Provided data:
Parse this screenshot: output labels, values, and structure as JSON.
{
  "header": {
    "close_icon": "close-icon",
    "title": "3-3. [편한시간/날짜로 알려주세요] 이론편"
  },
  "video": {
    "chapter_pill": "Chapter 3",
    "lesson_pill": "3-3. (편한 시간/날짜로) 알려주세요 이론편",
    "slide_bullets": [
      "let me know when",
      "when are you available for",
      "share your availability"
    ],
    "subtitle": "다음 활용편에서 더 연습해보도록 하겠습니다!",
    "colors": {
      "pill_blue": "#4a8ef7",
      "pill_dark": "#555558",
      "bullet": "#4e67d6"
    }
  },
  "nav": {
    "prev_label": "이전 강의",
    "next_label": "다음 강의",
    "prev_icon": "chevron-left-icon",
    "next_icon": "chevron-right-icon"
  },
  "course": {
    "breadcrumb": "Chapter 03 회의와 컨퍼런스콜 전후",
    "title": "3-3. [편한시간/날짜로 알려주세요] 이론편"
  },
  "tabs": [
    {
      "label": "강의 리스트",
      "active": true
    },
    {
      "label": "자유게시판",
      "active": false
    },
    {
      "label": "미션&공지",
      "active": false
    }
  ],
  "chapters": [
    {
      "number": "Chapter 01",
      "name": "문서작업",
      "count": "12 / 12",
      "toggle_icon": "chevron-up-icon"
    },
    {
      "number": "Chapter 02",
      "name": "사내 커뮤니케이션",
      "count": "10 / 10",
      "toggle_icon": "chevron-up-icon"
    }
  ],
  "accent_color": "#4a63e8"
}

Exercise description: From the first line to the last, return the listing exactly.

Solution to the problem:
Parse this screenshot: output labels, values, and structure as JSON.
{
  "header": {
    "close_icon": "close-icon",
    "title": "3-3. [편한시간/날짜로 알려주세요] 이론편"
  },
  "video": {
    "chapter_pill": "Chapter 3",
    "lesson_pill": "3-3. (편한 시간/날짜로) 알려주세요 이론편",
    "slide_bullets": [
      "let me know when",
      "when are you available for",
      "share your availability"
    ],
    "subtitle": "다음 활용편에서 더 연습해보도록 하겠습니다!",
    "colors": {
      "pill_blue": "#4a8ef7",
      "pill_dark": "#555558",
      "bullet": "#4e67d6"
    }
  },
  "nav": {
    "prev_label": "이전 강의",
    "next_label": "다음 강의",
    "prev_icon": "chevron-left-icon",
    "next_icon": "chevron-right-icon"
  },
  "course": {
    "breadcrumb": "Chapter 03 회의와 컨퍼런스콜 전후",
    "title": "3-3. [편한시간/날짜로 알려주세요] 이론편"
  },
  "tabs": [
    {
      "label": "강의 리스트",
      "active": true
    },
    {
      "label": "자유게시판",
      "active": false
    },
    {
      "label": "미션&공지",
      "active": false
    }
  ],
  "chapters": [
    {
      "number": "Chapter 01",
      "name": "문서작업",
      "count": "12 / 12",
      "toggle_icon": "chevron-up-icon"
    },
    {
      "number": "Chapter 02",
      "name": "사내 커뮤니케이션",
      "count": "10 / 10",
      "toggle_icon": "chevron-up-icon"
    }
  ],
  "accent_color": "#4a63e8"
}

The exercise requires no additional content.